(DATA TO EXAMINE Opens)
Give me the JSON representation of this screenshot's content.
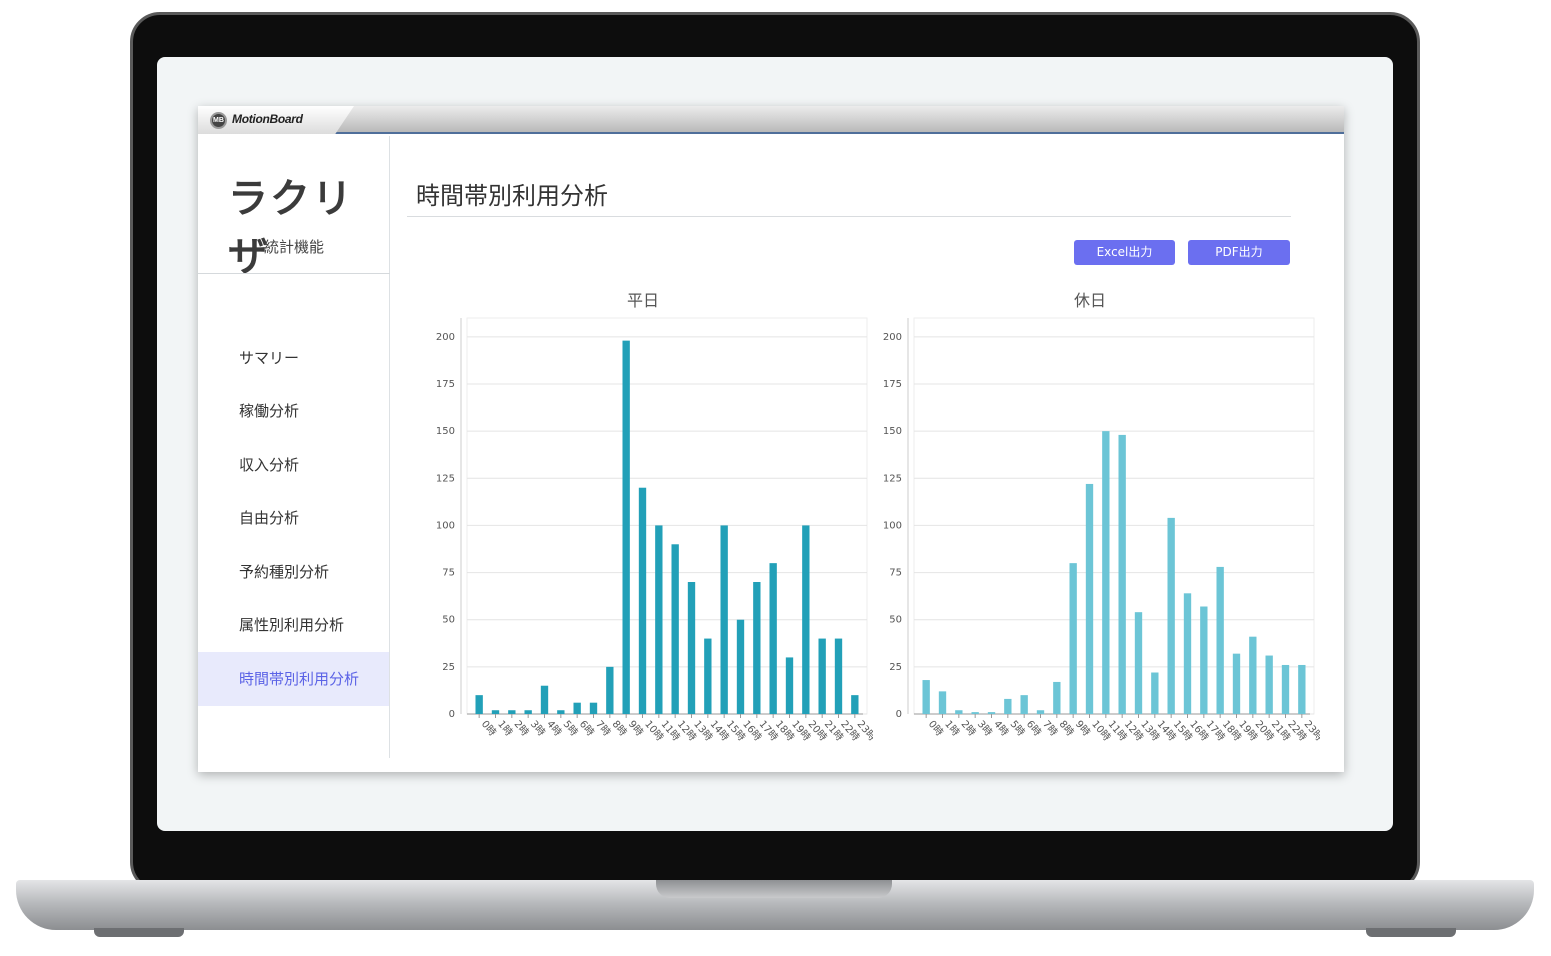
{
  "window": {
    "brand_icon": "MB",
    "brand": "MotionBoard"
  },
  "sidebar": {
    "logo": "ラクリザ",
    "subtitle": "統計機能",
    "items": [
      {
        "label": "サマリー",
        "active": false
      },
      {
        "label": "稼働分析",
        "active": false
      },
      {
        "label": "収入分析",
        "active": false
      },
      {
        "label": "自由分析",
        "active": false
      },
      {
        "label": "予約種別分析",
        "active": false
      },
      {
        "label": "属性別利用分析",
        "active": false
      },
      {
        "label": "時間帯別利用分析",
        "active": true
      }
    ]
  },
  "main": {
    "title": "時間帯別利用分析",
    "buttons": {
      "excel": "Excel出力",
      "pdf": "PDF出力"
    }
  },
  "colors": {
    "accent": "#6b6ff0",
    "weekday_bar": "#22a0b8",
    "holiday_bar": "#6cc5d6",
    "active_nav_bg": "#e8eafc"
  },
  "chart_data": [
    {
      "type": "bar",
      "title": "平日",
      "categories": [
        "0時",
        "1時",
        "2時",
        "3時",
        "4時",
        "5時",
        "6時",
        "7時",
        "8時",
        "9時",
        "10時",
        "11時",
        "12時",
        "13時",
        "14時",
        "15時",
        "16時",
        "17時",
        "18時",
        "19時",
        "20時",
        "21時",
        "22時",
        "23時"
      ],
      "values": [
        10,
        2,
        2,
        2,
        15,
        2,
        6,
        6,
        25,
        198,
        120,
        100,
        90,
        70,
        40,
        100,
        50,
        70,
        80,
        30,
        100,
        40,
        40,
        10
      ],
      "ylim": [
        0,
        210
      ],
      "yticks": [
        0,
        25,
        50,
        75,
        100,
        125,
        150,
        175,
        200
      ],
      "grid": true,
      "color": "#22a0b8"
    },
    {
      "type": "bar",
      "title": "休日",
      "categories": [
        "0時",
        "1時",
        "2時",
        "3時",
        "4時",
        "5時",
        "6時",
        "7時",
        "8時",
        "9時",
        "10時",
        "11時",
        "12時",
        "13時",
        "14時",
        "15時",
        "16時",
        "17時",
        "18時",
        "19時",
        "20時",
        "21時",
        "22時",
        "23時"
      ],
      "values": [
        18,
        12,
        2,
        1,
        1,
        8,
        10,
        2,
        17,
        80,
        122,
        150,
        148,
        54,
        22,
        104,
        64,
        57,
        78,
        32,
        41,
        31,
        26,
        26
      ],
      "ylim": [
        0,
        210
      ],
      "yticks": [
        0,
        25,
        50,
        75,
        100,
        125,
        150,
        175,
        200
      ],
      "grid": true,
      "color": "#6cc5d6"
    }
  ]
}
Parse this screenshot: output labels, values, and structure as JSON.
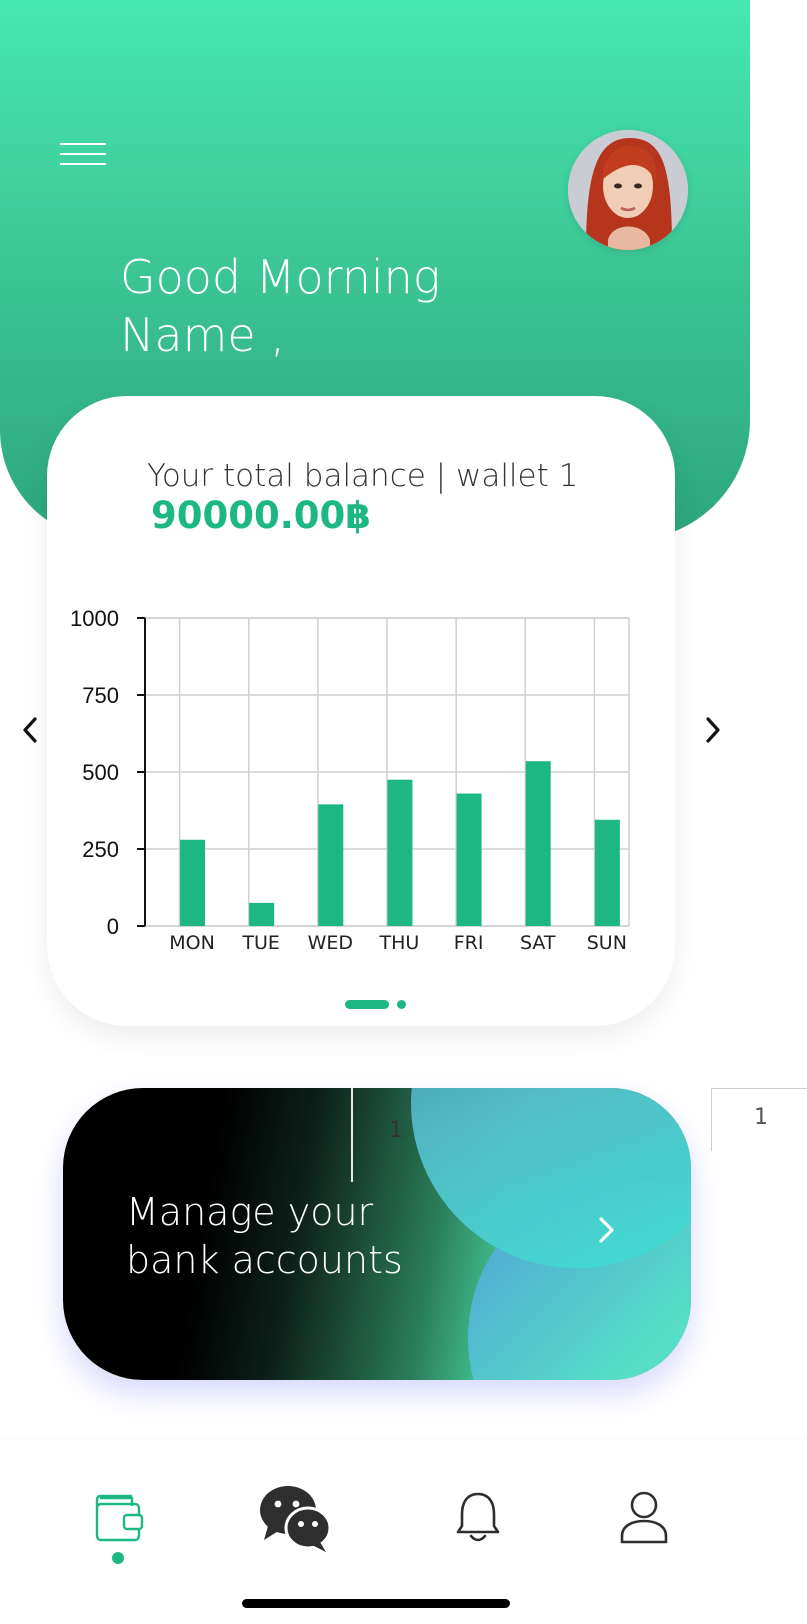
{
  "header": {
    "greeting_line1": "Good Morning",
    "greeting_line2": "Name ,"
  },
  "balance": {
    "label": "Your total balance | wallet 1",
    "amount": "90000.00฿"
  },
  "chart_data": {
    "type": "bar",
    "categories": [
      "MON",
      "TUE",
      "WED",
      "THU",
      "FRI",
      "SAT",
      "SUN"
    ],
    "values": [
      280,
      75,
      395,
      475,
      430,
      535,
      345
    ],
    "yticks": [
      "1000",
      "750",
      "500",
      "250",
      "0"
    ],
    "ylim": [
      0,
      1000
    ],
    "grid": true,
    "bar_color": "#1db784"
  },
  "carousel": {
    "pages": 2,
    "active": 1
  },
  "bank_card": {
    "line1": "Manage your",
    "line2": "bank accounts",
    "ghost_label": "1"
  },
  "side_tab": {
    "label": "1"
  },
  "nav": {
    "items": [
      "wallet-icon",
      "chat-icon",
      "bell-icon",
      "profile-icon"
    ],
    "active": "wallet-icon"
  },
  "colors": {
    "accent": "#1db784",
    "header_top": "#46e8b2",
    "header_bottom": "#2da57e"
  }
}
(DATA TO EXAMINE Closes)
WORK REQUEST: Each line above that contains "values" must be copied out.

OUTPUT OF THE EXERCISE:
      "values": [
      "values": [
Parse this screenshot: output labels, values, and structure as JSON.
    "values": [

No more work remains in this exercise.